Jesus speaks these words of warning to the church in Ephesus, telling them that their work for him has surpassed their love for him. Unless that changed, he would remove the lampstand that symbolized his presence among them. So the big question is, Is God in the business of saving racists?
I recently read Consumed by Hate, Redeemed by Love, an account of a former klansman’s conversion and repentance. You can read my review of it here. It is quite the story. But, if I am honest, I left the book wanting a little more. I expected some macro-level discussion about what societal forces pushed him to that violent place, the persistence of white nationalism, and what needs to be done at that broad level.
We tend to think about racism at one of two levels—the macro or the micro. At the micro level, racism is about one person’s hatred against another based on race. At the macro level, racism is about societal forces and patterns or the exercise of power of one group over another. But for some reason, people tend to focus more on one than the other.
I’m not writing to pick a side or to chastise either group. I think both are vitally important, and if you have a particular emphasis or interest, please carry on. I do want to offer one word of warning for those of us (and I include myself) who give a lot of thought to macro level discussions of racism. We need to be careful not to lose our first love.
I initially felt the aforementioned book was lacking because it was just a story of conversion. Friends, conversion is amazing! If I am bored or dissatisfied with a story of conversion, I have lost the plot. I have abandoned my first love.
I think the reason many of us emphasize macro level thinking about racism is because it’s a disputed point. While just about everyone agrees one person should not hate another based on race, not all Christians agree that there is even such a thing as societal racism. So, in the larger conversation, acknowledging it can serve as a line of demarcation. On one side, the woke. On the other, the backwards.
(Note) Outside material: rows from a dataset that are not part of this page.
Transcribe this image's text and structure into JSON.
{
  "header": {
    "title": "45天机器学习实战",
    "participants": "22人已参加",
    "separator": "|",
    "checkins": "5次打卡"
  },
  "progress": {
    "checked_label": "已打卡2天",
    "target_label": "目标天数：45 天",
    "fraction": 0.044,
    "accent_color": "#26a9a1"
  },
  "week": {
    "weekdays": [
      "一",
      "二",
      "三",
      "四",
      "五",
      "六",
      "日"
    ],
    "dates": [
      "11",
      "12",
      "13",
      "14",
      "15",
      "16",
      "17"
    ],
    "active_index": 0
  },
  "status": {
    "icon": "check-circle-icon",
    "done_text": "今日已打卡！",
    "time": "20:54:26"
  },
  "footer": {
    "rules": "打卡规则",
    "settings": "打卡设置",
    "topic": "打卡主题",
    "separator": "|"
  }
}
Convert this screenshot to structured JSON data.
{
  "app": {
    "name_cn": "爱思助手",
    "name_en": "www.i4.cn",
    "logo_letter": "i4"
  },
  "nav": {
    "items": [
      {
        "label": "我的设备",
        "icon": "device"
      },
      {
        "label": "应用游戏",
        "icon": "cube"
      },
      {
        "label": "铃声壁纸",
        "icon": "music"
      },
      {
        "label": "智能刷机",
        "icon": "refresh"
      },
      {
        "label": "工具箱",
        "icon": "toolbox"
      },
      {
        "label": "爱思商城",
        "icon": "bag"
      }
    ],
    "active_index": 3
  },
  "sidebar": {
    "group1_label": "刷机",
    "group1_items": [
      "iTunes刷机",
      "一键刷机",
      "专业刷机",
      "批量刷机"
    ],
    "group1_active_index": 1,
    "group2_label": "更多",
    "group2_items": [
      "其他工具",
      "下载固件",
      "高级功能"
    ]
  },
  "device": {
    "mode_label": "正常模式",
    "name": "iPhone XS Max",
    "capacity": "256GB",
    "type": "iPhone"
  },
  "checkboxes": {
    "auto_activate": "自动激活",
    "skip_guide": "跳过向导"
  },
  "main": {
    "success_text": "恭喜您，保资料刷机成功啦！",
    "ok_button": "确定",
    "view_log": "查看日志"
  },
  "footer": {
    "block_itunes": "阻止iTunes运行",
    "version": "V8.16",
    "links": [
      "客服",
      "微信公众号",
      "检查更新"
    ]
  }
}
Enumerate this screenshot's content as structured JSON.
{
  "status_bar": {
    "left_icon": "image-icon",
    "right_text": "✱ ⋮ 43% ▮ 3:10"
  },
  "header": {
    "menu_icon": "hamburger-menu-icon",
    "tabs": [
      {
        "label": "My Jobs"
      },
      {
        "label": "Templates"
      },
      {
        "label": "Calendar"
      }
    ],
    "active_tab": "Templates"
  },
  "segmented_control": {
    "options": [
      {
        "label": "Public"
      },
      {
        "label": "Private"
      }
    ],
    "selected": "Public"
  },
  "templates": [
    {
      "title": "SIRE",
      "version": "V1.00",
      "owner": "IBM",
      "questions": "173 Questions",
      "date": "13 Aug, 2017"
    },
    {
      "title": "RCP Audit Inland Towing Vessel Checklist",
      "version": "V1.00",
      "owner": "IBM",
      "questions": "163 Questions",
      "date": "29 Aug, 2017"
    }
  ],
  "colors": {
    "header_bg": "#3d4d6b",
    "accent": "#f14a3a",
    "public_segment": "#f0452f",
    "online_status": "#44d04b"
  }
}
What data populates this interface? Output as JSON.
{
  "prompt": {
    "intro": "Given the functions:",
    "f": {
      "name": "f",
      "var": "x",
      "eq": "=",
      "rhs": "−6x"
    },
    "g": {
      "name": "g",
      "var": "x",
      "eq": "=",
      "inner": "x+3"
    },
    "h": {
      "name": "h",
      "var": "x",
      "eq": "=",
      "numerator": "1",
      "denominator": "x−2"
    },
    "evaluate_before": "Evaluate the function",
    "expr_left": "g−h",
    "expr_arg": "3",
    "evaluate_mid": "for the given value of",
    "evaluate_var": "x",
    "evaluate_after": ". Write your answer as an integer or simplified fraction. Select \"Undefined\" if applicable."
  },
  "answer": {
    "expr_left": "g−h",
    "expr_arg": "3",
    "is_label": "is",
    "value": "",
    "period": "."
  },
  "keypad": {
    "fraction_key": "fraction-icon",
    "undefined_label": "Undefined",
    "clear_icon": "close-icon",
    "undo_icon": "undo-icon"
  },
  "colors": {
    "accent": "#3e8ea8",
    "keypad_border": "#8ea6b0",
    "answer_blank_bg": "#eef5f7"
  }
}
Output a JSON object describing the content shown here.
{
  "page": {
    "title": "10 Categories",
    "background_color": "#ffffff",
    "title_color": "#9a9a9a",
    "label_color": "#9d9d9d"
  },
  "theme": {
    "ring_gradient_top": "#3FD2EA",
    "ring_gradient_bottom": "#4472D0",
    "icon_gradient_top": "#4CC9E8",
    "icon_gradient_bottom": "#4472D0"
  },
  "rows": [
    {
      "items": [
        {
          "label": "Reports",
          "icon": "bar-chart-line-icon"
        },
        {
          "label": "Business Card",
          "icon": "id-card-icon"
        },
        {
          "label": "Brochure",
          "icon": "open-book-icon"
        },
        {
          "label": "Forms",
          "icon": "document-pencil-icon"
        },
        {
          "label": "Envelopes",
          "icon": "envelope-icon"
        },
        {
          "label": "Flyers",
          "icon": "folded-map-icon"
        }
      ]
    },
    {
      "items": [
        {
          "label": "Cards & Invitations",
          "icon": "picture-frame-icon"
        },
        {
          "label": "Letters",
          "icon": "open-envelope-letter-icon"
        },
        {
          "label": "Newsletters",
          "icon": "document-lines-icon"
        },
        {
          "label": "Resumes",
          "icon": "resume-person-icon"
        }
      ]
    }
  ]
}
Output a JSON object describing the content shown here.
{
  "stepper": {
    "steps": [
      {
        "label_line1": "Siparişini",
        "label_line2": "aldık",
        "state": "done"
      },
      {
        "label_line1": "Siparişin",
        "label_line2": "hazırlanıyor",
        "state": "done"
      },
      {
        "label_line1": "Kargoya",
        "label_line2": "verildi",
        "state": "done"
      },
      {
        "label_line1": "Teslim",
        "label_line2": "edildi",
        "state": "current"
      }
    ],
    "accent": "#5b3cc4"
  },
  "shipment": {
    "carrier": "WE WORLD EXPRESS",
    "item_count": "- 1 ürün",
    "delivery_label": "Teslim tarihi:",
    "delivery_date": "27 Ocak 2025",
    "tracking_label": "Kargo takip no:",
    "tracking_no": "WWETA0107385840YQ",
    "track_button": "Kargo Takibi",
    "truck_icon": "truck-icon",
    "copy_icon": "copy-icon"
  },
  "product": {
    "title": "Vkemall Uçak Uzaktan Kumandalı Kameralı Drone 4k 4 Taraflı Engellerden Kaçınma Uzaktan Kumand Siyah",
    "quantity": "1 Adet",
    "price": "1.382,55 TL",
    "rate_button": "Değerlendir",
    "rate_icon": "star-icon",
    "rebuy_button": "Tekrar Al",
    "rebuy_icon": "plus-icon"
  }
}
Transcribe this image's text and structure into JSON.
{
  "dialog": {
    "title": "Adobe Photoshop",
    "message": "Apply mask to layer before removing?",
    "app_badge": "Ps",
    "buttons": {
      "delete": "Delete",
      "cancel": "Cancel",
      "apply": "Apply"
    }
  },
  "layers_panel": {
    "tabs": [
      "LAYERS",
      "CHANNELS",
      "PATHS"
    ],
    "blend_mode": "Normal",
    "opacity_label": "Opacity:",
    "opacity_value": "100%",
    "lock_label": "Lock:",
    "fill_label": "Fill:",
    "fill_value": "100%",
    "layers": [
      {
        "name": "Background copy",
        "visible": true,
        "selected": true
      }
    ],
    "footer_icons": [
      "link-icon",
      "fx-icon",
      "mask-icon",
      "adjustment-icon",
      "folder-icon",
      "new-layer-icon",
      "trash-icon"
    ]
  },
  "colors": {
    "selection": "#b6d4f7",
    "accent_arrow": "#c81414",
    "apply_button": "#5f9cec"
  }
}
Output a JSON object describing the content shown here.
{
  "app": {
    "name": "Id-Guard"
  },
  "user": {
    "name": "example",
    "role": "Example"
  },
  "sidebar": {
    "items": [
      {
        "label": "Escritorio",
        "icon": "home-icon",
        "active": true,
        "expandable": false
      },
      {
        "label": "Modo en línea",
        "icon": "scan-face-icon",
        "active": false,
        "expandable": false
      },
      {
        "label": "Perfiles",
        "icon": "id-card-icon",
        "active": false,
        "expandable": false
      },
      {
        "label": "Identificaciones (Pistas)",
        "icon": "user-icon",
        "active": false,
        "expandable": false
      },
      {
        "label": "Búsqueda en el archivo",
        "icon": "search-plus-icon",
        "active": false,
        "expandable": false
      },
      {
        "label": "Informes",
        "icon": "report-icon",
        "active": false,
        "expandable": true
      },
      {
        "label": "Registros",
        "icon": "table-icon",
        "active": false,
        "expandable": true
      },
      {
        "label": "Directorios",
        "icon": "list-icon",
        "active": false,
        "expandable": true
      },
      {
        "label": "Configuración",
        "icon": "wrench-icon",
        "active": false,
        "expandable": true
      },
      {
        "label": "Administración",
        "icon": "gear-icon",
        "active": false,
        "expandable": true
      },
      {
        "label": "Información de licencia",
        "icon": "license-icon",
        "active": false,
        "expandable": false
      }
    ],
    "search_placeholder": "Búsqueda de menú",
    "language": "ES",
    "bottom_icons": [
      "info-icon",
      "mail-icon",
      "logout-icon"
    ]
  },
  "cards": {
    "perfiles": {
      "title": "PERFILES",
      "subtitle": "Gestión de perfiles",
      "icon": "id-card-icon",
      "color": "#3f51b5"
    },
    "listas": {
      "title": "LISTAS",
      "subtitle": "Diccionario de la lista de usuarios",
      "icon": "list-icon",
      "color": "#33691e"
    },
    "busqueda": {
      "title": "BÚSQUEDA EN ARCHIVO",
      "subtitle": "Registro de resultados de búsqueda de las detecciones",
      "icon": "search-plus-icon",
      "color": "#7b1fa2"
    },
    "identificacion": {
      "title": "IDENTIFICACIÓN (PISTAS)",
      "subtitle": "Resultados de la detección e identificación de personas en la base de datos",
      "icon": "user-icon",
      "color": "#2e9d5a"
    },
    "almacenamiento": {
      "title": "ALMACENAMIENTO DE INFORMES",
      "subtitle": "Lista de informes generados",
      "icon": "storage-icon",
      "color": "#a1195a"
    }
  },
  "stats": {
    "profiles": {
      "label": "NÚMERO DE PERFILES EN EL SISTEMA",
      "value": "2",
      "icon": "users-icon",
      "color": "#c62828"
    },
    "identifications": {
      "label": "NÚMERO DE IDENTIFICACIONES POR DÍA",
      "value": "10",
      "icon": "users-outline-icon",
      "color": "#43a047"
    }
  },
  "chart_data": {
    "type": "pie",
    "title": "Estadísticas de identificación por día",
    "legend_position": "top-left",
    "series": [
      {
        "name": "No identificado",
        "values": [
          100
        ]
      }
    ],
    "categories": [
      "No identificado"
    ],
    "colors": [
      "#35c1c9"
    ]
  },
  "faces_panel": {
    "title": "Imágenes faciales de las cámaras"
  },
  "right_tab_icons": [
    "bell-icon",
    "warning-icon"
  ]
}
This point of emphasis can become something we want to season every conversation with. The question becomes, if a conversation happens without our preferred seasoning, are we still interested?
Christians throughout history have used particular doctrines or interpretive formulas as ways to divide. Sometimes there are issues of disagreement so serious that might prevent helpful fellowship together in a local church. I do not think that this needs to be one of those issues.
For example, a book can simply be about a conversion, and that can be absolutely glorious. It is not incomplete because it does not make every possible point about a topic. We don’t expect a preacher to preach every sermon in every sermon; nor should we expect our brothers and sisters to stress every point in every conversation. We can exercise patience with brothers and sisters who formulate things differently. We may even seek to persuade, but we ought to do so in humility, pursuing a more genuine and full Christian unity. An idea can be true, important and a right point of emphasis without also needing to be in every conversation.
- Pray that God’s people would love Him more than the work we do for Him.
- Pray that we would give each other grace to work in various ways, even ways we might not prefer.
- Pray that our work would be filled with joy, knowing that Christ is building his church, and that the gates of Hell will not prevail against it.